* **Work required**:
In the records below, count every line that includes the word "color". Provide the total alone.

* **Data supplied**:
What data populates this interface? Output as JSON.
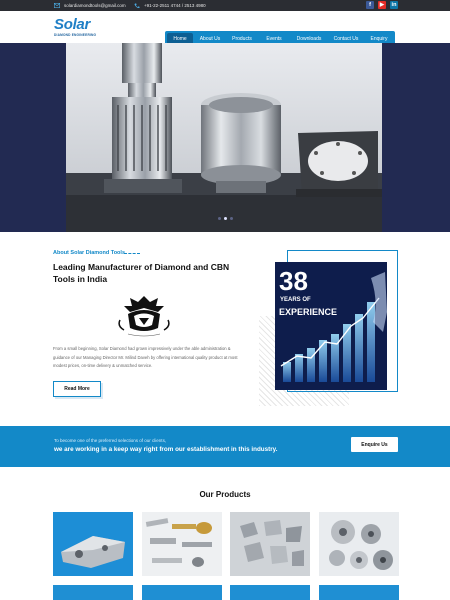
{
  "topbar": {
    "email": "solardiamondtools@gmail.com",
    "phone": "+91-22-2511 4744 / 2513 4980",
    "social": [
      {
        "name": "facebook",
        "glyph": "f",
        "color": "#3b5998"
      },
      {
        "name": "youtube",
        "glyph": "▶",
        "color": "#e52d27"
      },
      {
        "name": "linkedin",
        "glyph": "in",
        "color": "#0e76a8"
      }
    ]
  },
  "brand": {
    "name": "Solar",
    "tagline": "DIAMOND ENGINEERING",
    "color": "#1f7fc6"
  },
  "nav": {
    "items": [
      "Home",
      "About Us",
      "Products",
      "Events",
      "Downloads",
      "Contact Us",
      "Enquiry"
    ],
    "active": "Home",
    "accent": "#1389c8"
  },
  "about": {
    "eyebrow": "About Solar Diamond Tools",
    "title": "Leading Manufacturer of Diamond and CBN Tools in India",
    "text": "From a small beginning, Solar Diamond had grown impressively under the able administration & guidance of our Managing Director Mr. Milind Daveh by offering international quality product at most modest prices, on-time delivery & unmatched service.",
    "read_more": "Read More",
    "experience_number": "38",
    "experience_years": "YEARS OF",
    "experience_label": "EXPERIENCE"
  },
  "band": {
    "line1": "To become one of the preferred selections of our clients,",
    "line2": "we are working in a keep way right from our establishment in this industry.",
    "button": "Enquire Us"
  },
  "products": {
    "title": "Our Products"
  }
}
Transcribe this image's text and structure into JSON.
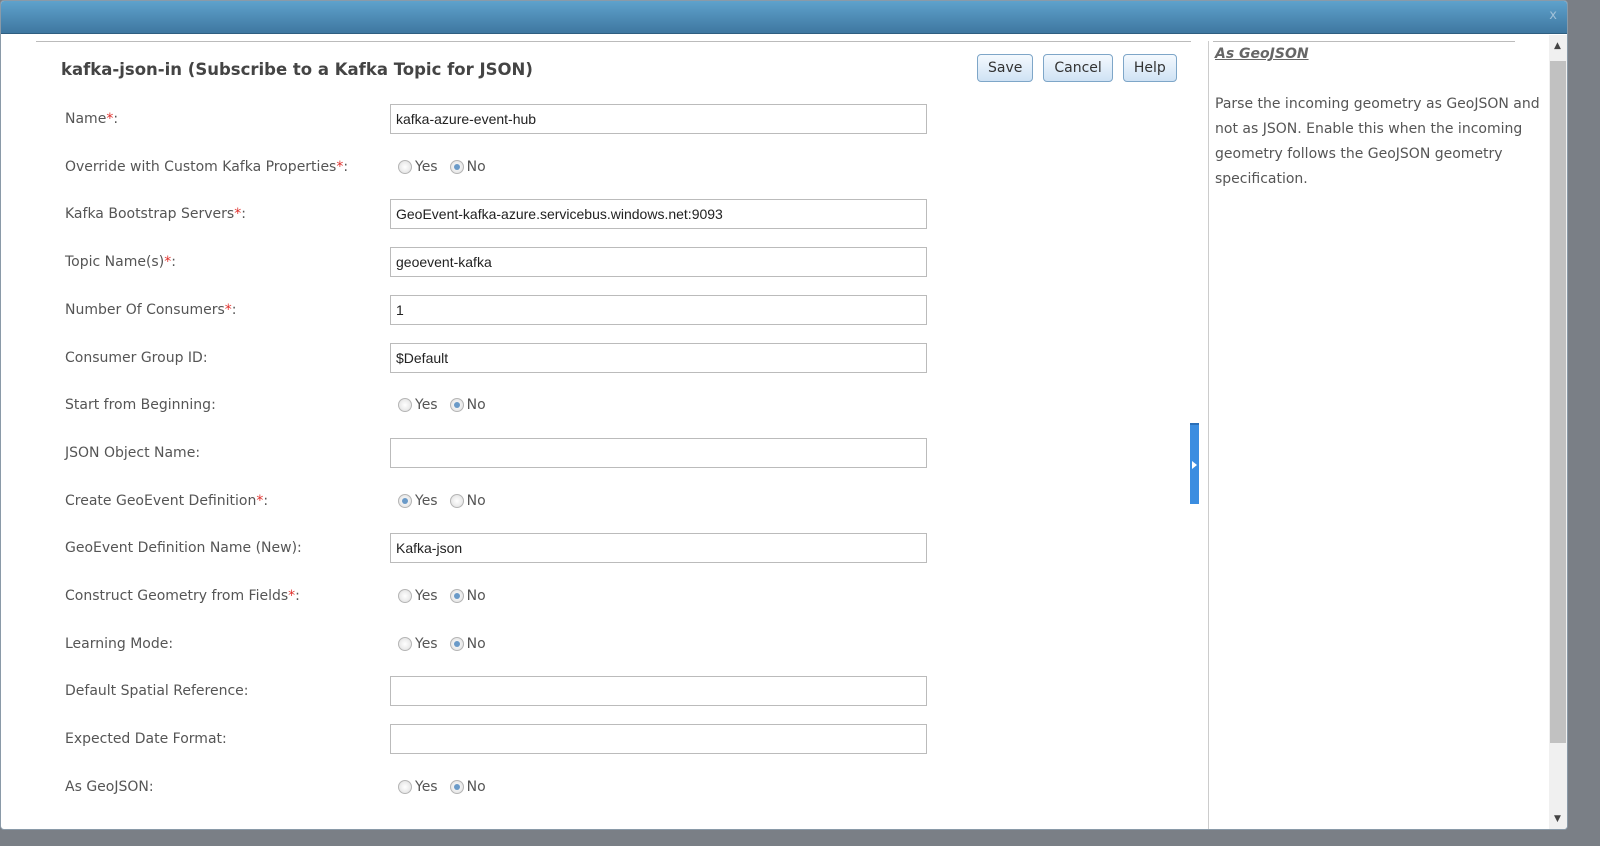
{
  "dialog": {
    "close_label": "x",
    "title": "kafka-json-in (Subscribe to a Kafka Topic for JSON)"
  },
  "buttons": {
    "save": "Save",
    "cancel": "Cancel",
    "help": "Help"
  },
  "radio_labels": {
    "yes": "Yes",
    "no": "No"
  },
  "fields": [
    {
      "label": "Name",
      "required": true,
      "type": "text",
      "value": "kafka-azure-event-hub"
    },
    {
      "label": "Override with Custom Kafka Properties",
      "required": true,
      "type": "radio",
      "value": "No"
    },
    {
      "label": "Kafka Bootstrap Servers",
      "required": true,
      "type": "text",
      "value": "GeoEvent-kafka-azure.servicebus.windows.net:9093"
    },
    {
      "label": "Topic Name(s)",
      "required": true,
      "type": "text",
      "value": "geoevent-kafka"
    },
    {
      "label": "Number Of Consumers",
      "required": true,
      "type": "text",
      "value": "1"
    },
    {
      "label": "Consumer Group ID",
      "required": false,
      "type": "text",
      "value": "$Default"
    },
    {
      "label": "Start from Beginning",
      "required": false,
      "type": "radio",
      "value": "No"
    },
    {
      "label": "JSON Object Name",
      "required": false,
      "type": "text",
      "value": ""
    },
    {
      "label": "Create GeoEvent Definition",
      "required": true,
      "type": "radio",
      "value": "Yes"
    },
    {
      "label": "GeoEvent Definition Name (New)",
      "required": false,
      "type": "text",
      "value": "Kafka-json"
    },
    {
      "label": "Construct Geometry from Fields",
      "required": true,
      "type": "radio",
      "value": "No"
    },
    {
      "label": "Learning Mode",
      "required": false,
      "type": "radio",
      "value": "No"
    },
    {
      "label": "Default Spatial Reference",
      "required": false,
      "type": "text",
      "value": ""
    },
    {
      "label": "Expected Date Format",
      "required": false,
      "type": "text",
      "value": ""
    },
    {
      "label": "As GeoJSON",
      "required": false,
      "type": "radio",
      "value": "No"
    }
  ],
  "help": {
    "title": "As GeoJSON",
    "text": "Parse the incoming geometry as GeoJSON and not as JSON. Enable this when the incoming geometry follows the GeoJSON geometry specification."
  }
}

* **Solution**:
4